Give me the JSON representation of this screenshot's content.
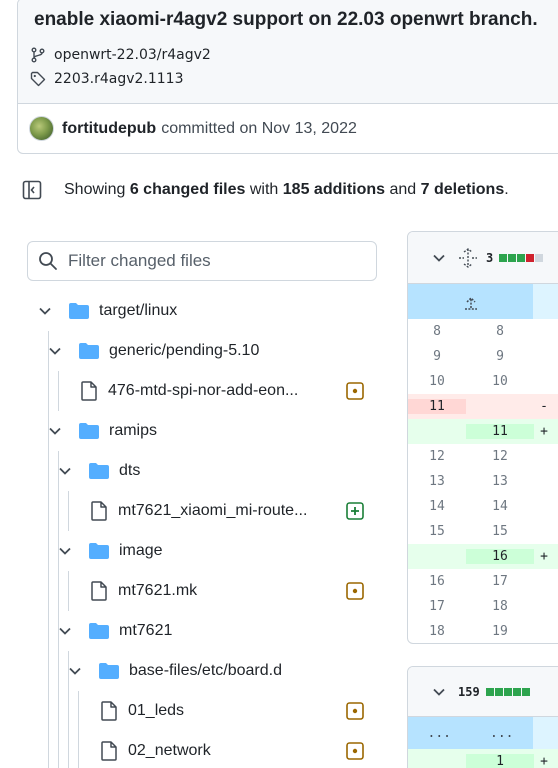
{
  "commit": {
    "title": "enable xiaomi-r4agv2 support on 22.03 openwrt branch.",
    "branch": "openwrt-22.03/r4agv2",
    "tag": "2203.r4agv2.1113",
    "author": "fortitudepub",
    "committed_text": "committed on Nov 13, 2022"
  },
  "summary": {
    "prefix": "Showing",
    "files": "6 changed files",
    "mid1": "with",
    "additions": "185 additions",
    "mid2": "and",
    "deletions": "7 deletions",
    "suffix": "."
  },
  "filter": {
    "placeholder": "Filter changed files"
  },
  "tree": [
    {
      "label": "target/linux",
      "type": "folder"
    },
    {
      "label": "generic/pending-5.10",
      "type": "folder"
    },
    {
      "label": "476-mtd-spi-nor-add-eon...",
      "type": "file",
      "status": "modified"
    },
    {
      "label": "ramips",
      "type": "folder"
    },
    {
      "label": "dts",
      "type": "folder"
    },
    {
      "label": "mt7621_xiaomi_mi-route...",
      "type": "file",
      "status": "added"
    },
    {
      "label": "image",
      "type": "folder"
    },
    {
      "label": "mt7621.mk",
      "type": "file",
      "status": "modified"
    },
    {
      "label": "mt7621",
      "type": "folder"
    },
    {
      "label": "base-files/etc/board.d",
      "type": "folder"
    },
    {
      "label": "01_leds",
      "type": "file",
      "status": "modified"
    },
    {
      "label": "02_network",
      "type": "file",
      "status": "modified"
    }
  ],
  "diff1": {
    "count": "3",
    "diffstat_colors": [
      "#2da44e",
      "#2da44e",
      "#2da44e",
      "#cf222e",
      "#d0d7de"
    ],
    "lines": [
      {
        "old": "8",
        "new": "8",
        "mark": "",
        "kind": "ctx"
      },
      {
        "old": "9",
        "new": "9",
        "mark": "",
        "kind": "ctx"
      },
      {
        "old": "10",
        "new": "10",
        "mark": "",
        "kind": "ctx"
      },
      {
        "old": "11",
        "new": "",
        "mark": "-",
        "kind": "del"
      },
      {
        "old": "",
        "new": "11",
        "mark": "+",
        "kind": "add"
      },
      {
        "old": "12",
        "new": "12",
        "mark": "",
        "kind": "ctx"
      },
      {
        "old": "13",
        "new": "13",
        "mark": "",
        "kind": "ctx"
      },
      {
        "old": "14",
        "new": "14",
        "mark": "",
        "kind": "ctx"
      },
      {
        "old": "15",
        "new": "15",
        "mark": "",
        "kind": "ctx"
      },
      {
        "old": "",
        "new": "16",
        "mark": "+",
        "kind": "add"
      },
      {
        "old": "16",
        "new": "17",
        "mark": "",
        "kind": "ctx"
      },
      {
        "old": "17",
        "new": "18",
        "mark": "",
        "kind": "ctx"
      },
      {
        "old": "18",
        "new": "19",
        "mark": "",
        "kind": "ctx"
      }
    ]
  },
  "diff2": {
    "count": "159",
    "diffstat_colors": [
      "#2da44e",
      "#2da44e",
      "#2da44e",
      "#2da44e",
      "#2da44e"
    ],
    "hunk_left": "...",
    "hunk_right": "...",
    "first_new": "1",
    "first_mark": "+"
  },
  "colors": {
    "folder": "#54aeff",
    "modified": "#9a6700",
    "added": "#1a7f37",
    "deleted": "#cf222e"
  }
}
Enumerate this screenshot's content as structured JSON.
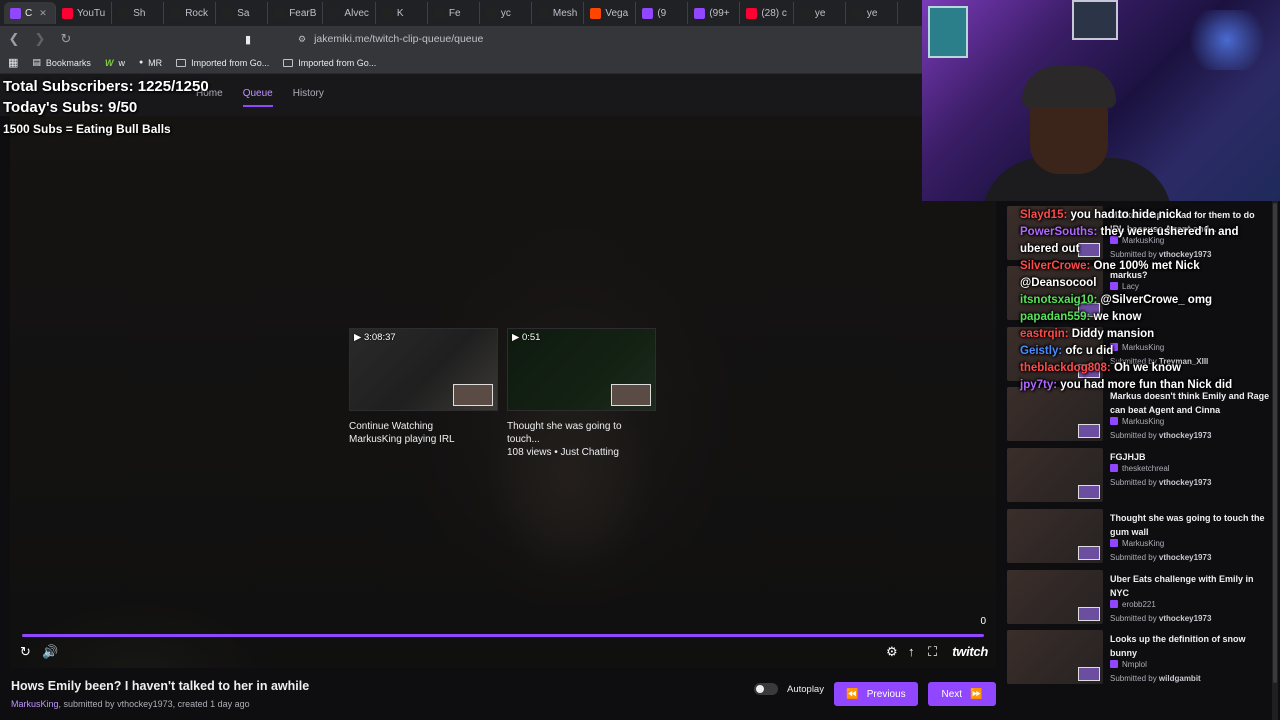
{
  "browser": {
    "tabs": [
      {
        "label": "C",
        "color": "#9147ff",
        "active": true
      },
      {
        "label": "YouTu",
        "color": "#ff0033"
      },
      {
        "label": "Sh",
        "color": "#222"
      },
      {
        "label": "Rock",
        "color": "#222"
      },
      {
        "label": "Sa",
        "color": "#222"
      },
      {
        "label": "FearB",
        "color": "#222"
      },
      {
        "label": "Alvec",
        "color": "#222"
      },
      {
        "label": "K",
        "color": "#222"
      },
      {
        "label": "Fe",
        "color": "#222"
      },
      {
        "label": "yc",
        "color": "#222"
      },
      {
        "label": "Mesh",
        "color": "#222"
      },
      {
        "label": "Vega",
        "color": "#ff4500"
      },
      {
        "label": "(9",
        "color": "#9147ff"
      },
      {
        "label": "(99+",
        "color": "#9147ff"
      },
      {
        "label": "(28) c",
        "color": "#ff0033"
      },
      {
        "label": "ye",
        "color": "#222"
      },
      {
        "label": "ye",
        "color": "#222"
      }
    ],
    "url": "jakemiki.me/twitch-clip-queue/queue",
    "bookmarks": [
      {
        "label": "Bookmarks",
        "icon": "bookmarks-icon"
      },
      {
        "label": "w",
        "icon": "w-icon"
      },
      {
        "label": "MR",
        "icon": "mr-icon"
      },
      {
        "label": "Imported from Go...",
        "icon": "folder-icon"
      },
      {
        "label": "Imported from Go...",
        "icon": "folder-icon"
      }
    ]
  },
  "app": {
    "nav": [
      "Home",
      "Queue",
      "History"
    ],
    "active_nav": "Queue"
  },
  "overlay": {
    "total_subs": "Total Subscribers: 1225/1250",
    "todays_subs": "Today's Subs: 9/50",
    "goal": "1500 Subs = Eating Bull Balls"
  },
  "player": {
    "counter": "0",
    "progress": 1.0,
    "end_cards": [
      {
        "duration": "3:08:37",
        "line1": "Continue Watching",
        "line2": "MarkusKing playing IRL"
      },
      {
        "duration": "0:51",
        "line1": "Thought she was going to touch...",
        "line2": "108 views • Just Chatting"
      }
    ],
    "brand": "twitch"
  },
  "clip": {
    "title": "Hows Emily been? I haven't talked to her in awhile",
    "channel": "MarkusKing",
    "meta_rest": ", submitted by ",
    "submitter": "vthockey1973",
    "age": ", created 1 day ago",
    "autoplay_label": "Autoplay",
    "prev_label": "Previous",
    "next_label": "Next"
  },
  "queue": [
    {
      "title": "Markus' super mad for them to do IRL because Agent and...",
      "channel": "MarkusKing",
      "submitted": "Submitted by ",
      "submitter": "vthockey1973"
    },
    {
      "title": "markus?",
      "channel": "Lacy",
      "submitted": "",
      "submitter": ""
    },
    {
      "title": "",
      "channel": "MarkusKing",
      "submitted": "Submitted by ",
      "submitter": "Treyman_XIII"
    },
    {
      "title": "Markus doesn't think Emily and Rage can beat Agent and Cinna",
      "channel": "MarkusKing",
      "submitted": "Submitted by ",
      "submitter": "vthockey1973"
    },
    {
      "title": "FGJHJB",
      "channel": "thesketchreal",
      "submitted": "Submitted by ",
      "submitter": "vthockey1973"
    },
    {
      "title": "Thought she was going to touch the gum wall",
      "channel": "MarkusKing",
      "submitted": "Submitted by ",
      "submitter": "vthockey1973"
    },
    {
      "title": "Uber Eats challenge with Emily in NYC",
      "channel": "erobb221",
      "submitted": "Submitted by ",
      "submitter": "vthockey1973"
    },
    {
      "title": "Looks up the definition of snow bunny",
      "channel": "Nmplol",
      "submitted": "Submitted by ",
      "submitter": "wildgambit"
    }
  ],
  "chat": [
    {
      "user": "Slayd15:",
      "msg": " you had to hide nick",
      "color": "r"
    },
    {
      "user": "PowerSouths:",
      "msg": " they were ushered in and ubered out",
      "color": "p"
    },
    {
      "user": "SilverCrowe:",
      "msg": " One 100% met Nick",
      "color": "r"
    },
    {
      "user": "",
      "msg": "@Deansocool",
      "color": "r"
    },
    {
      "user": "itsnotsxaig10:",
      "msg": " @SilverCrowe_ omg",
      "color": "g"
    },
    {
      "user": "papadan559:",
      "msg": " we know",
      "color": "g"
    },
    {
      "user": "eastrqin:",
      "msg": " Diddy mansion",
      "color": "r"
    },
    {
      "user": "Geistly:",
      "msg": " ofc u did",
      "color": "b"
    },
    {
      "user": "theblackdog808:",
      "msg": " Oh we know",
      "color": "r"
    },
    {
      "user": "jpy7ty:",
      "msg": " you had more fun than Nick did",
      "color": "p"
    }
  ],
  "colors": {
    "accent": "#9147ff",
    "bg": "#0e0e10"
  }
}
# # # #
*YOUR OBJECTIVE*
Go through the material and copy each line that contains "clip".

*YOUR RESPONSE*
    "url": "jakemiki.me/twitch-clip-queue/queue",
  "clip": {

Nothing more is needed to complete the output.